--- Source records ---

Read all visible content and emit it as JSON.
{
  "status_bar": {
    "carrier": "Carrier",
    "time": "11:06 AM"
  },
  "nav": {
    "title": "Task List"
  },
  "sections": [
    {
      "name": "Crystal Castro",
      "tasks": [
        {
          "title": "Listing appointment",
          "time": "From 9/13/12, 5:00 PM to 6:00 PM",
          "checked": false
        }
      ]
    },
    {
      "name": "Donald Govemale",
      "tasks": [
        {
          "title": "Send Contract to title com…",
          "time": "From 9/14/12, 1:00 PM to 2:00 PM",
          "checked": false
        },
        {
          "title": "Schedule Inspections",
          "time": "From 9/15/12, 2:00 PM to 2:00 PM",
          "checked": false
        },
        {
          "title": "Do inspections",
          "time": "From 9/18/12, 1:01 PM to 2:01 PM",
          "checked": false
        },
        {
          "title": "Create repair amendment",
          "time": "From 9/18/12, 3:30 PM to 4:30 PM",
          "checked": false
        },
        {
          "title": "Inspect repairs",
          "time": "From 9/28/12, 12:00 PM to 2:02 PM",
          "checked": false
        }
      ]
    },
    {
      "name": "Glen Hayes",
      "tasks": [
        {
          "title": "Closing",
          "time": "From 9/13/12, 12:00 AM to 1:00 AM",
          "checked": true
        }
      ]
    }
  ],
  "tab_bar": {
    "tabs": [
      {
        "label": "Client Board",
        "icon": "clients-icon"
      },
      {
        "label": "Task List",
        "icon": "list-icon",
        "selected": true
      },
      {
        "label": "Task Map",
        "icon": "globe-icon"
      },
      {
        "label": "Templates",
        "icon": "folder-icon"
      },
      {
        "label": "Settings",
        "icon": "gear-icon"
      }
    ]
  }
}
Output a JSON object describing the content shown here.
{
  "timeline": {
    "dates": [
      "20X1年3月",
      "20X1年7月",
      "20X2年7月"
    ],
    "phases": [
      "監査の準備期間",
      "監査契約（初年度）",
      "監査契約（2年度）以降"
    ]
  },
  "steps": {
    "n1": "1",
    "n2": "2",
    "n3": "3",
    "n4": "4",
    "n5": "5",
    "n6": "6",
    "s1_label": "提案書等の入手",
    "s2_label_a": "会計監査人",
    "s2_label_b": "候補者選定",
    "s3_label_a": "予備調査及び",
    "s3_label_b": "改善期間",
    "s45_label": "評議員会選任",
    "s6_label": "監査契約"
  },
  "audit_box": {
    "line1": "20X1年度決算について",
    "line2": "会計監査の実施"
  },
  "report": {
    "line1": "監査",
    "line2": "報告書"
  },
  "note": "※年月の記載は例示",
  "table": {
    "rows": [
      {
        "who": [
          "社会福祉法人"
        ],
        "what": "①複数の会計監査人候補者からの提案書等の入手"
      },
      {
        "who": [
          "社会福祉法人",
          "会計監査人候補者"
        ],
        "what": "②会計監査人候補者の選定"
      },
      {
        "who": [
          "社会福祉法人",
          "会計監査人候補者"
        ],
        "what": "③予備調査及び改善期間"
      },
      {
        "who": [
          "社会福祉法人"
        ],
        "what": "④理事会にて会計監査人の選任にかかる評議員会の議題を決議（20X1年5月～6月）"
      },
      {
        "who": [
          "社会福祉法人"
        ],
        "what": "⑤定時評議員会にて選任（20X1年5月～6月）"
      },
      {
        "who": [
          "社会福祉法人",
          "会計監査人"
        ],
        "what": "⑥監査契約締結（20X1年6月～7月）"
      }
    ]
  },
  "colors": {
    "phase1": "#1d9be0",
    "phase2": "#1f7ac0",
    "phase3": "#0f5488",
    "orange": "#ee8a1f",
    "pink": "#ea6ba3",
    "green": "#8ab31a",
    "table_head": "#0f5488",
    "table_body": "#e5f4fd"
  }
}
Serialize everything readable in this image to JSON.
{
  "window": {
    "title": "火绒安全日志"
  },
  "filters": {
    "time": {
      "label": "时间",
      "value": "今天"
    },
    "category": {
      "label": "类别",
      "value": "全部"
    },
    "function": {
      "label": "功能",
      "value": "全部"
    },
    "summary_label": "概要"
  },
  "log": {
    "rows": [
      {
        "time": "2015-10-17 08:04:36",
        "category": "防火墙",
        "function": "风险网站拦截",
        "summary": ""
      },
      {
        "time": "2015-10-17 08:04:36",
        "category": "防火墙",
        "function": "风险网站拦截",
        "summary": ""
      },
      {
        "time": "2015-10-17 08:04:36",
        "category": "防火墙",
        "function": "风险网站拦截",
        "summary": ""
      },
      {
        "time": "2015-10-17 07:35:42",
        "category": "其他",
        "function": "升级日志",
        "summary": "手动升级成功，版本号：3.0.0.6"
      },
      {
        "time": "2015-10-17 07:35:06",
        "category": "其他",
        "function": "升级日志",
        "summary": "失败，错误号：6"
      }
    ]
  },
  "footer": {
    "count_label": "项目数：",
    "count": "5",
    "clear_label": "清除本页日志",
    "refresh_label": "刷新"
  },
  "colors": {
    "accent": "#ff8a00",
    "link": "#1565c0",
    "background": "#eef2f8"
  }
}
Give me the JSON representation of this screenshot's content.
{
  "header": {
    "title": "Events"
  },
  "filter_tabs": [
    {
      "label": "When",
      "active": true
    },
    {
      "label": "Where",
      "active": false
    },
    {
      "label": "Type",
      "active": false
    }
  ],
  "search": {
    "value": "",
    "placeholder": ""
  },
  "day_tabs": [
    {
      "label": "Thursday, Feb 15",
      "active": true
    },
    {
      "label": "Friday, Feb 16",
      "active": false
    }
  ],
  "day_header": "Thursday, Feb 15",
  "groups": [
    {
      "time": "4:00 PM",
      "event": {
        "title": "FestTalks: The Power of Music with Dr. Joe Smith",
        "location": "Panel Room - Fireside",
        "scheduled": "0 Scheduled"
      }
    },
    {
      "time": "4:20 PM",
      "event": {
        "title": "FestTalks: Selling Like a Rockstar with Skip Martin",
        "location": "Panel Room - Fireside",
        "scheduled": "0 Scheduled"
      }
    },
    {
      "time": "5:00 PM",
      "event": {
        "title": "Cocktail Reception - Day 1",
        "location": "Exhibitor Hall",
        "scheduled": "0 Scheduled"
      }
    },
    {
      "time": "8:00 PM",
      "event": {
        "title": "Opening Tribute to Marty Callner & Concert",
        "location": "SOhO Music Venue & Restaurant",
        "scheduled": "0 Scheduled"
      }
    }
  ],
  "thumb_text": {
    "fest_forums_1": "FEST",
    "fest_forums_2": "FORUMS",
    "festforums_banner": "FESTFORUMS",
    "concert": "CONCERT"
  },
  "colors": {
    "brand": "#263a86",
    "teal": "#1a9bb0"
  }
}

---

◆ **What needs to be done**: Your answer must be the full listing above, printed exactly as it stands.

◆ **Response for this exercise**:
Read all visible content and emit it as JSON.
{
  "status_bar": {
    "carrier": "Carrier",
    "time": "11:06 AM"
  },
  "nav": {
    "title": "Task List"
  },
  "sections": [
    {
      "name": "Crystal Castro",
      "tasks": [
        {
          "title": "Listing appointment",
          "time": "From 9/13/12, 5:00 PM to 6:00 PM",
          "checked": false
        }
      ]
    },
    {
      "name": "Donald Govemale",
      "tasks": [
        {
          "title": "Send Contract to title com…",
          "time": "From 9/14/12, 1:00 PM to 2:00 PM",
          "checked": false
        },
        {
          "title": "Schedule Inspections",
          "time": "From 9/15/12, 2:00 PM to 2:00 PM",
          "checked": false
        },
        {
          "title": "Do inspections",
          "time": "From 9/18/12, 1:01 PM to 2:01 PM",
          "checked": false
        },
        {
          "title": "Create repair amendment",
          "time": "From 9/18/12, 3:30 PM to 4:30 PM",
          "checked": false
        },
        {
          "title": "Inspect repairs",
          "time": "From 9/28/12, 12:00 PM to 2:02 PM",
          "checked": false
        }
      ]
    },
    {
      "name": "Glen Hayes",
      "tasks": [
        {
          "title": "Closing",
          "time": "From 9/13/12, 12:00 AM to 1:00 AM",
          "checked": true
        }
      ]
    }
  ],
  "tab_bar": {
    "tabs": [
      {
        "label": "Client Board",
        "icon": "clients-icon"
      },
      {
        "label": "Task List",
        "icon": "list-icon",
        "selected": true
      },
      {
        "label": "Task Map",
        "icon": "globe-icon"
      },
      {
        "label": "Templates",
        "icon": "folder-icon"
      },
      {
        "label": "Settings",
        "icon": "gear-icon"
      }
    ]
  }
}
Output a JSON object describing the content shown here.
{
  "timeline": {
    "dates": [
      "20X1年3月",
      "20X1年7月",
      "20X2年7月"
    ],
    "phases": [
      "監査の準備期間",
      "監査契約（初年度）",
      "監査契約（2年度）以降"
    ]
  },
  "steps": {
    "n1": "1",
    "n2": "2",
    "n3": "3",
    "n4": "4",
    "n5": "5",
    "n6": "6",
    "s1_label": "提案書等の入手",
    "s2_label_a": "会計監査人",
    "s2_label_b": "候補者選定",
    "s3_label_a": "予備調査及び",
    "s3_label_b": "改善期間",
    "s45_label": "評議員会選任",
    "s6_label": "監査契約"
  },
  "audit_box": {
    "line1": "20X1年度決算について",
    "line2": "会計監査の実施"
  },
  "report": {
    "line1": "監査",
    "line2": "報告書"
  },
  "note": "※年月の記載は例示",
  "table": {
    "rows": [
      {
        "who": [
          "社会福祉法人"
        ],
        "what": "①複数の会計監査人候補者からの提案書等の入手"
      },
      {
        "who": [
          "社会福祉法人",
          "会計監査人候補者"
        ],
        "what": "②会計監査人候補者の選定"
      },
      {
        "who": [
          "社会福祉法人",
          "会計監査人候補者"
        ],
        "what": "③予備調査及び改善期間"
      },
      {
        "who": [
          "社会福祉法人"
        ],
        "what": "④理事会にて会計監査人の選任にかかる評議員会の議題を決議（20X1年5月～6月）"
      },
      {
        "who": [
          "社会福祉法人"
        ],
        "what": "⑤定時評議員会にて選任（20X1年5月～6月）"
      },
      {
        "who": [
          "社会福祉法人",
          "会計監査人"
        ],
        "what": "⑥監査契約締結（20X1年6月～7月）"
      }
    ]
  },
  "colors": {
    "phase1": "#1d9be0",
    "phase2": "#1f7ac0",
    "phase3": "#0f5488",
    "orange": "#ee8a1f",
    "pink": "#ea6ba3",
    "green": "#8ab31a",
    "table_head": "#0f5488",
    "table_body": "#e5f4fd"
  }
}
Serialize everything readable in this image to JSON.
{
  "window": {
    "title": "火绒安全日志"
  },
  "filters": {
    "time": {
      "label": "时间",
      "value": "今天"
    },
    "category": {
      "label": "类别",
      "value": "全部"
    },
    "function": {
      "label": "功能",
      "value": "全部"
    },
    "summary_label": "概要"
  },
  "log": {
    "rows": [
      {
        "time": "2015-10-17 08:04:36",
        "category": "防火墙",
        "function": "风险网站拦截",
        "summary": ""
      },
      {
        "time": "2015-10-17 08:04:36",
        "category": "防火墙",
        "function": "风险网站拦截",
        "summary": ""
      },
      {
        "time": "2015-10-17 08:04:36",
        "category": "防火墙",
        "function": "风险网站拦截",
        "summary": ""
      },
      {
        "time": "2015-10-17 07:35:42",
        "category": "其他",
        "function": "升级日志",
        "summary": "手动升级成功，版本号：3.0.0.6"
      },
      {
        "time": "2015-10-17 07:35:06",
        "category": "其他",
        "function": "升级日志",
        "summary": "失败，错误号：6"
      }
    ]
  },
  "footer": {
    "count_label": "项目数：",
    "count": "5",
    "clear_label": "清除本页日志",
    "refresh_label": "刷新"
  },
  "colors": {
    "accent": "#ff8a00",
    "link": "#1565c0",
    "background": "#eef2f8"
  }
}
Give me the JSON representation of this screenshot's content.
{
  "header": {
    "title": "Events"
  },
  "filter_tabs": [
    {
      "label": "When",
      "active": true
    },
    {
      "label": "Where",
      "active": false
    },
    {
      "label": "Type",
      "active": false
    }
  ],
  "search": {
    "value": "",
    "placeholder": ""
  },
  "day_tabs": [
    {
      "label": "Thursday, Feb 15",
      "active": true
    },
    {
      "label": "Friday, Feb 16",
      "active": false
    }
  ],
  "day_header": "Thursday, Feb 15",
  "groups": [
    {
      "time": "4:00 PM",
      "event": {
        "title": "FestTalks: The Power of Music with Dr. Joe Smith",
        "location": "Panel Room - Fireside",
        "scheduled": "0 Scheduled"
      }
    },
    {
      "time": "4:20 PM",
      "event": {
        "title": "FestTalks: Selling Like a Rockstar with Skip Martin",
        "location": "Panel Room - Fireside",
        "scheduled": "0 Scheduled"
      }
    },
    {
      "time": "5:00 PM",
      "event": {
        "title": "Cocktail Reception - Day 1",
        "location": "Exhibitor Hall",
        "scheduled": "0 Scheduled"
      }
    },
    {
      "time": "8:00 PM",
      "event": {
        "title": "Opening Tribute to Marty Callner & Concert",
        "location": "SOhO Music Venue & Restaurant",
        "scheduled": "0 Scheduled"
      }
    }
  ],
  "thumb_text": {
    "fest_forums_1": "FEST",
    "fest_forums_2": "FORUMS",
    "festforums_banner": "FESTFORUMS",
    "concert": "CONCERT"
  },
  "colors": {
    "brand": "#263a86",
    "teal": "#1a9bb0"
  }
}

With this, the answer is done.